The Forty-five guards were recruited by the Jean Louis de Nogaret de La Valette, Duke of Épernon to provide Henry III of France with trusted protection in the midst of the War of the Three Henrys (1587-1589).
The Forty-five were noblemen of lesser nobility (many from Gascony) with little more than a horse, a sword, and a few acres to live on. In the king’s service, they were paid a lavish wage (by their standards). In return, 15 of them were to be on duty, day or night, ready at the king’s call.
After the Catholic League revolt in Paris, King Henry III was forced to flee to Blois, there, he staged a coup, regaining control of the Estates-General by employing the Forty-five to kill Henry I, Duke of Guise when he came to meet the king at the Château de Blois on 23 December 1588, and his brother, Louis II, Cardinal of Guise, the following day.
After the king was assassinated by Jacques Clément, the crown of France passed to Henry IV of Navarre; the Forty-five also passed to him and served him faithfully until his death, which was also by assassination – ironically in a conspiracy in which Épernon may have been involved.
The exploits of Henry III and the Forty-five are the subject of The Forty-Five Guardsmen by Alexandre Dumas.
In Popular Culture
The Forty-Five Guardsmen (Les Quarante-cinq in French) is a historical novel by Alexandre Dumas, written between 1847 and 1848 in collaboration with Auguste Maquet. Set in 1585 and 1586 during the French Wars of Religion, it is the third and final work in his Valois trilogy, concluding the events of La Reine Margot and La Dame de Monsoreau, and again featuring Chicot the Jester.
It tells the story of Diane de Méridor’s quest for revenge upon Duc d’Anjou – for his betrayal of Bussy d’Amboise. The novel features Forty-five guards – lesser nobility recruited by the Jean Louis de Nogaret de La Valette, Duke of Épernon to provide Henry III of France with trusted protection in the midst of the War of the Three Henrys.
The story opens thirteen years after the Saint Bartholomew’s Day Massacre and ten years into the reign of Henry III as he tries to calm the religious and political intrigues dividing the kingdom.

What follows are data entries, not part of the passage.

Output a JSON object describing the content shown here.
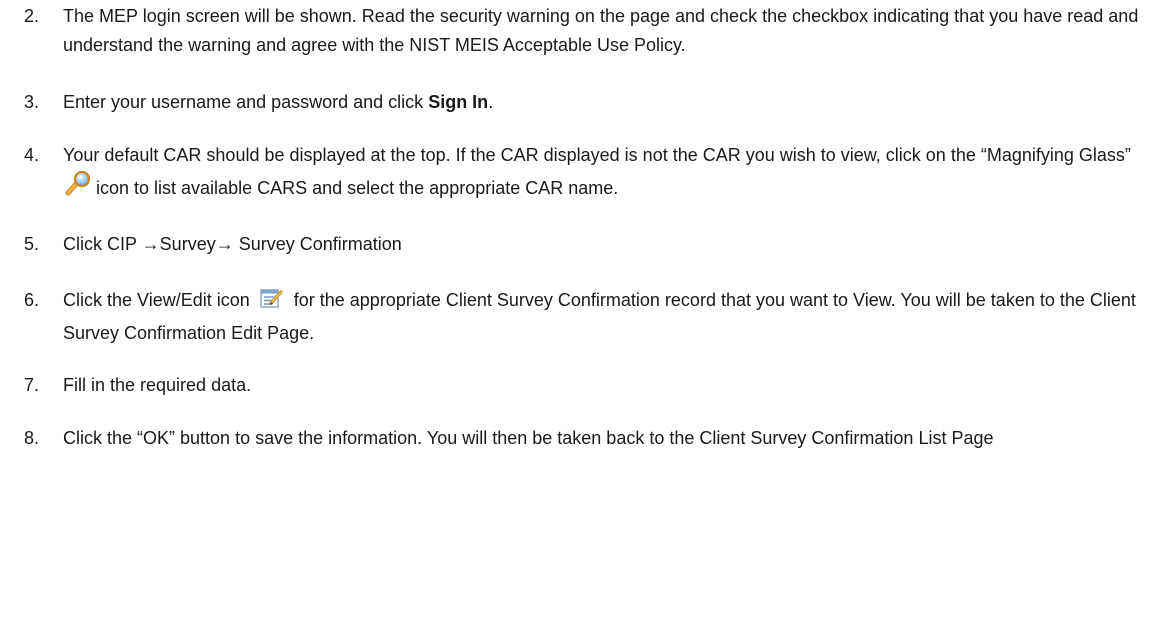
{
  "steps": [
    {
      "num": "2.",
      "text": "The MEP login screen will be shown. Read the security warning on the page and check the checkbox indicating that you have read and understand the warning and agree with the NIST MEIS Acceptable Use Policy."
    },
    {
      "num": "3.",
      "text_before": "Enter your username and password and click ",
      "bold": "Sign In",
      "text_after": "."
    },
    {
      "num": "4.",
      "text_before": "Your default CAR should be displayed at the top. If the CAR displayed is not the CAR you wish to view, click on the “Magnifying Glass”",
      "icon": "magnifying-glass-icon",
      "text_after": "icon to list available CARS and select the appropriate CAR name."
    },
    {
      "num": "5.",
      "text": "Click CIP →Survey→ Survey Confirmation"
    },
    {
      "num": "6.",
      "text_before": "Click the View/Edit icon",
      "icon": "view-edit-icon",
      "text_after": "for the appropriate Client Survey Confirmation record that you want to View. You will be taken to the Client Survey Confirmation Edit Page."
    },
    {
      "num": "7.",
      "text": "Fill in the required data."
    },
    {
      "num": "8.",
      "text": "Click the “OK” button to save the information. You will then be taken back to the Client Survey Confirmation List Page"
    }
  ]
}
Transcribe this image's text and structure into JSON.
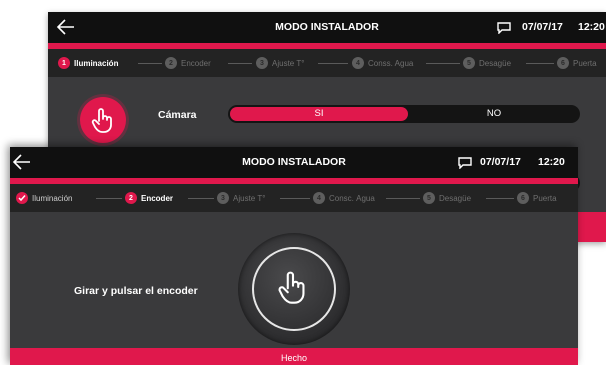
{
  "back_screen": {
    "title": "MODO INSTALADOR",
    "date": "07/07/17",
    "time": "12:20",
    "steps": [
      {
        "num": "1",
        "label": "Iluminación"
      },
      {
        "num": "2",
        "label": "Encoder"
      },
      {
        "num": "3",
        "label": "Ajuste T°"
      },
      {
        "num": "4",
        "label": "Conss. Agua"
      },
      {
        "num": "5",
        "label": "Desagüe"
      },
      {
        "num": "6",
        "label": "Puerta"
      }
    ],
    "camera_label": "Cámara",
    "toggle_on": "SI",
    "toggle_off": "NO"
  },
  "front_screen": {
    "title": "MODO INSTALADOR",
    "date": "07/07/17",
    "time": "12:20",
    "steps": [
      {
        "num": "",
        "label": "Iluminación"
      },
      {
        "num": "2",
        "label": "Encoder"
      },
      {
        "num": "3",
        "label": "Ajuste T°"
      },
      {
        "num": "4",
        "label": "Consс. Agua"
      },
      {
        "num": "5",
        "label": "Desagüe"
      },
      {
        "num": "6",
        "label": "Puerta"
      }
    ],
    "instruction": "Girar y pulsar el encoder",
    "done_button": "Hecho"
  },
  "icons": {
    "back": "arrow-left-icon",
    "message": "message-icon",
    "touch": "hand-pointer-icon",
    "check": "check-icon"
  },
  "colors": {
    "accent": "#e0184c",
    "titlebar": "#101010",
    "body": "#3a3a3c"
  }
}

Dumas fictionalised the action, including Henry of Navarre’s capture of Cahors (which actually occurred in 1580) and the attack on Antwerp (re-dated by Dumas from 1583 to 1585 or 1586) and including William the Silent (who had actually been assassinated in 1584) and the Duke of Anjou (who historically died of TB in 1584 but who Dumas shows being encouraged to covet the crown of the Low Countries by William and fulfilling a prediction by Côme Ruggieri in La Reine Margot). He also makes count Henri du Bouchage’s retreat from the world to become a Capuchin friar a result of the coldness of Diane de Méridor, whereas historically he did so from grief for his wife’s death.